==== Given entries ====
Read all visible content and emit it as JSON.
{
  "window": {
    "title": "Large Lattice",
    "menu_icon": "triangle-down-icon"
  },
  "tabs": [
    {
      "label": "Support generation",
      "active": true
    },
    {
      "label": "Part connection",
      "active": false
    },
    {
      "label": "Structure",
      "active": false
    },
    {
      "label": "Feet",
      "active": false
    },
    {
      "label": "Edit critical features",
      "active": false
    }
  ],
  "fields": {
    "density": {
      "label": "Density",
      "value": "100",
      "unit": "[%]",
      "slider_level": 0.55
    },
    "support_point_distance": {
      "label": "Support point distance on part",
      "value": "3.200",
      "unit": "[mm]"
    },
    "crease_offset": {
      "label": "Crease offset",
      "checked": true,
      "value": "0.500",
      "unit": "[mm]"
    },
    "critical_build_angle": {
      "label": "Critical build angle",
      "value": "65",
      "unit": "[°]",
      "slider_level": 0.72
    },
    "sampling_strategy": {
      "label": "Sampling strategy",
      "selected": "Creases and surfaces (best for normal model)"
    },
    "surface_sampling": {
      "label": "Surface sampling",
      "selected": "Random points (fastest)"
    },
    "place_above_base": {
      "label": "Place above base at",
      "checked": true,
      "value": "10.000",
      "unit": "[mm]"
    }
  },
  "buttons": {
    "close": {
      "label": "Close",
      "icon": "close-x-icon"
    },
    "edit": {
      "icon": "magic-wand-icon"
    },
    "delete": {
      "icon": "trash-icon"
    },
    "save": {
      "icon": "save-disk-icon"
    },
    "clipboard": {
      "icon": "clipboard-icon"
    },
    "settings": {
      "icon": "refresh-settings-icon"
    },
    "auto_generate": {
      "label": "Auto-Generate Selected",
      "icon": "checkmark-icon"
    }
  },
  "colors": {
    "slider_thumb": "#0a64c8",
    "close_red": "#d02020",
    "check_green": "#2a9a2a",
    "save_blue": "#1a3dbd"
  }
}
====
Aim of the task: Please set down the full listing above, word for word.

Expected answer:
Read all visible content and emit it as JSON.
{
  "window": {
    "title": "Large Lattice",
    "menu_icon": "triangle-down-icon"
  },
  "tabs": [
    {
      "label": "Support generation",
      "active": true
    },
    {
      "label": "Part connection",
      "active": false
    },
    {
      "label": "Structure",
      "active": false
    },
    {
      "label": "Feet",
      "active": false
    },
    {
      "label": "Edit critical features",
      "active": false
    }
  ],
  "fields": {
    "density": {
      "label": "Density",
      "value": "100",
      "unit": "[%]",
      "slider_level": 0.55
    },
    "support_point_distance": {
      "label": "Support point distance on part",
      "value": "3.200",
      "unit": "[mm]"
    },
    "crease_offset": {
      "label": "Crease offset",
      "checked": true,
      "value": "0.500",
      "unit": "[mm]"
    },
    "critical_build_angle": {
      "label": "Critical build angle",
      "value": "65",
      "unit": "[°]",
      "slider_level": 0.72
    },
    "sampling_strategy": {
      "label": "Sampling strategy",
      "selected": "Creases and surfaces (best for normal model)"
    },
    "surface_sampling": {
      "label": "Surface sampling",
      "selected": "Random points (fastest)"
    },
    "place_above_base": {
      "label": "Place above base at",
      "checked": true,
      "value": "10.000",
      "unit": "[mm]"
    }
  },
  "buttons": {
    "close": {
      "label": "Close",
      "icon": "close-x-icon"
    },
    "edit": {
      "icon": "magic-wand-icon"
    },
    "delete": {
      "icon": "trash-icon"
    },
    "save": {
      "icon": "save-disk-icon"
    },
    "clipboard": {
      "icon": "clipboard-icon"
    },
    "settings": {
      "icon": "refresh-settings-icon"
    },
    "auto_generate": {
      "label": "Auto-Generate Selected",
      "icon": "checkmark-icon"
    }
  },
  "colors": {
    "slider_thumb": "#0a64c8",
    "close_red": "#d02020",
    "check_green": "#2a9a2a",
    "save_blue": "#1a3dbd"
  }
}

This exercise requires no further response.